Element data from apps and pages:
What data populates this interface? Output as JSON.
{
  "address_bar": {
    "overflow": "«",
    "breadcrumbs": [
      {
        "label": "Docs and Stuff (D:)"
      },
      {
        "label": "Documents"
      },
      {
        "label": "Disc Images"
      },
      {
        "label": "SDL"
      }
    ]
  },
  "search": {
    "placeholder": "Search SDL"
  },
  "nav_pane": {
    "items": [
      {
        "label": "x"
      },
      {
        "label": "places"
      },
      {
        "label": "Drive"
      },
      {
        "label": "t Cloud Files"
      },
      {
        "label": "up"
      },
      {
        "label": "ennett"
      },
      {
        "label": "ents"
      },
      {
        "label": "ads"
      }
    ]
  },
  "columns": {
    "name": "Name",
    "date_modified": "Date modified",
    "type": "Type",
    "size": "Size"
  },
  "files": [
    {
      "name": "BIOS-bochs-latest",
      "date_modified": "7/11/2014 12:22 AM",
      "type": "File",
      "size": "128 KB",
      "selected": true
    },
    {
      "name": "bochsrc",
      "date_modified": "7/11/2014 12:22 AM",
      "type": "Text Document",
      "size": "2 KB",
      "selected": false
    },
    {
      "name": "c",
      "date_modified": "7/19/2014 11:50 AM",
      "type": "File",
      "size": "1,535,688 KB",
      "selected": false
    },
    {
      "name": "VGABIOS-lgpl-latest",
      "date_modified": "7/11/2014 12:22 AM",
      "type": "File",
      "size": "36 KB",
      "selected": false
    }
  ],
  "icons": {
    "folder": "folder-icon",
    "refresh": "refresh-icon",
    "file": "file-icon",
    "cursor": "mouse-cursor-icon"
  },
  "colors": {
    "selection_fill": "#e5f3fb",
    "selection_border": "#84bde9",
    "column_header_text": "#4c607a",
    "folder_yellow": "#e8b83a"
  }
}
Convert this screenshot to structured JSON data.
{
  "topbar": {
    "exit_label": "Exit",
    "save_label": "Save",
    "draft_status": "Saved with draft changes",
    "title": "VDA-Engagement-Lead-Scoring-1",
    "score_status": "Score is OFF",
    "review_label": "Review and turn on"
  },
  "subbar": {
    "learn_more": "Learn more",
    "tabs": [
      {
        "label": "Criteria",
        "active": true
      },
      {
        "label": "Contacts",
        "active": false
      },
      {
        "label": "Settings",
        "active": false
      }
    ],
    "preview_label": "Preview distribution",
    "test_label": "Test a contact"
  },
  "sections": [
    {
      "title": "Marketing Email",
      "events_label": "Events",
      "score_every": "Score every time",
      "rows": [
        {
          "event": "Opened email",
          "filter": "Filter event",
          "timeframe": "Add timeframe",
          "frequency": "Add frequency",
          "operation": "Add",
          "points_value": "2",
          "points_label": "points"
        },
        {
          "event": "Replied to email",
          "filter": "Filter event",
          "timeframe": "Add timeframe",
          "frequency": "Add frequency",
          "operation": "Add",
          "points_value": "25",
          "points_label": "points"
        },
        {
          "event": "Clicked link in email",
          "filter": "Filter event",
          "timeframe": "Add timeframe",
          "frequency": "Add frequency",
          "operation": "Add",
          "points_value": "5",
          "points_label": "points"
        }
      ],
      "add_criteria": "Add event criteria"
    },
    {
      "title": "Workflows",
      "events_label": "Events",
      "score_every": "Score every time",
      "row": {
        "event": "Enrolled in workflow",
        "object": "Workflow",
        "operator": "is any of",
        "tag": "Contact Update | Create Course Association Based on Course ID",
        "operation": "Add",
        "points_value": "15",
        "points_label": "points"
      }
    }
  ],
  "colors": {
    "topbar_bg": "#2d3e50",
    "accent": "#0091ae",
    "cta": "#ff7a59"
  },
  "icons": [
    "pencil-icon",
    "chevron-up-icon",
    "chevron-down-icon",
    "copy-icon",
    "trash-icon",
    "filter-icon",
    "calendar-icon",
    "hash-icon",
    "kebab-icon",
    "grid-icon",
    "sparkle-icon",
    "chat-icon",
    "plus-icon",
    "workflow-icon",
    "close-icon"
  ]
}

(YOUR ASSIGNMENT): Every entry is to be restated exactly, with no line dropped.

(SOLUTION):
What data populates this interface? Output as JSON.
{
  "address_bar": {
    "overflow": "«",
    "breadcrumbs": [
      {
        "label": "Docs and Stuff (D:)"
      },
      {
        "label": "Documents"
      },
      {
        "label": "Disc Images"
      },
      {
        "label": "SDL"
      }
    ]
  },
  "search": {
    "placeholder": "Search SDL"
  },
  "nav_pane": {
    "items": [
      {
        "label": "x"
      },
      {
        "label": "places"
      },
      {
        "label": "Drive"
      },
      {
        "label": "t Cloud Files"
      },
      {
        "label": "up"
      },
      {
        "label": "ennett"
      },
      {
        "label": "ents"
      },
      {
        "label": "ads"
      }
    ]
  },
  "columns": {
    "name": "Name",
    "date_modified": "Date modified",
    "type": "Type",
    "size": "Size"
  },
  "files": [
    {
      "name": "BIOS-bochs-latest",
      "date_modified": "7/11/2014 12:22 AM",
      "type": "File",
      "size": "128 KB",
      "selected": true
    },
    {
      "name": "bochsrc",
      "date_modified": "7/11/2014 12:22 AM",
      "type": "Text Document",
      "size": "2 KB",
      "selected": false
    },
    {
      "name": "c",
      "date_modified": "7/19/2014 11:50 AM",
      "type": "File",
      "size": "1,535,688 KB",
      "selected": false
    },
    {
      "name": "VGABIOS-lgpl-latest",
      "date_modified": "7/11/2014 12:22 AM",
      "type": "File",
      "size": "36 KB",
      "selected": false
    }
  ],
  "icons": {
    "folder": "folder-icon",
    "refresh": "refresh-icon",
    "file": "file-icon",
    "cursor": "mouse-cursor-icon"
  },
  "colors": {
    "selection_fill": "#e5f3fb",
    "selection_border": "#84bde9",
    "column_header_text": "#4c607a",
    "folder_yellow": "#e8b83a"
  }
}
Convert this screenshot to structured JSON data.
{
  "topbar": {
    "exit_label": "Exit",
    "save_label": "Save",
    "draft_status": "Saved with draft changes",
    "title": "VDA-Engagement-Lead-Scoring-1",
    "score_status": "Score is OFF",
    "review_label": "Review and turn on"
  },
  "subbar": {
    "learn_more": "Learn more",
    "tabs": [
      {
        "label": "Criteria",
        "active": true
      },
      {
        "label": "Contacts",
        "active": false
      },
      {
        "label": "Settings",
        "active": false
      }
    ],
    "preview_label": "Preview distribution",
    "test_label": "Test a contact"
  },
  "sections": [
    {
      "title": "Marketing Email",
      "events_label": "Events",
      "score_every": "Score every time",
      "rows": [
        {
          "event": "Opened email",
          "filter": "Filter event",
          "timeframe": "Add timeframe",
          "frequency": "Add frequency",
          "operation": "Add",
          "points_value": "2",
          "points_label": "points"
        },
        {
          "event": "Replied to email",
          "filter": "Filter event",
          "timeframe": "Add timeframe",
          "frequency": "Add frequency",
          "operation": "Add",
          "points_value": "25",
          "points_label": "points"
        },
        {
          "event": "Clicked link in email",
          "filter": "Filter event",
          "timeframe": "Add timeframe",
          "frequency": "Add frequency",
          "operation": "Add",
          "points_value": "5",
          "points_label": "points"
        }
      ],
      "add_criteria": "Add event criteria"
    },
    {
      "title": "Workflows",
      "events_label": "Events",
      "score_every": "Score every time",
      "row": {
        "event": "Enrolled in workflow",
        "object": "Workflow",
        "operator": "is any of",
        "tag": "Contact Update | Create Course Association Based on Course ID",
        "operation": "Add",
        "points_value": "15",
        "points_label": "points"
      }
    }
  ],
  "colors": {
    "topbar_bg": "#2d3e50",
    "accent": "#0091ae",
    "cta": "#ff7a59"
  },
  "icons": [
    "pencil-icon",
    "chevron-up-icon",
    "chevron-down-icon",
    "copy-icon",
    "trash-icon",
    "filter-icon",
    "calendar-icon",
    "hash-icon",
    "kebab-icon",
    "grid-icon",
    "sparkle-icon",
    "chat-icon",
    "plus-icon",
    "workflow-icon",
    "close-icon"
  ]
}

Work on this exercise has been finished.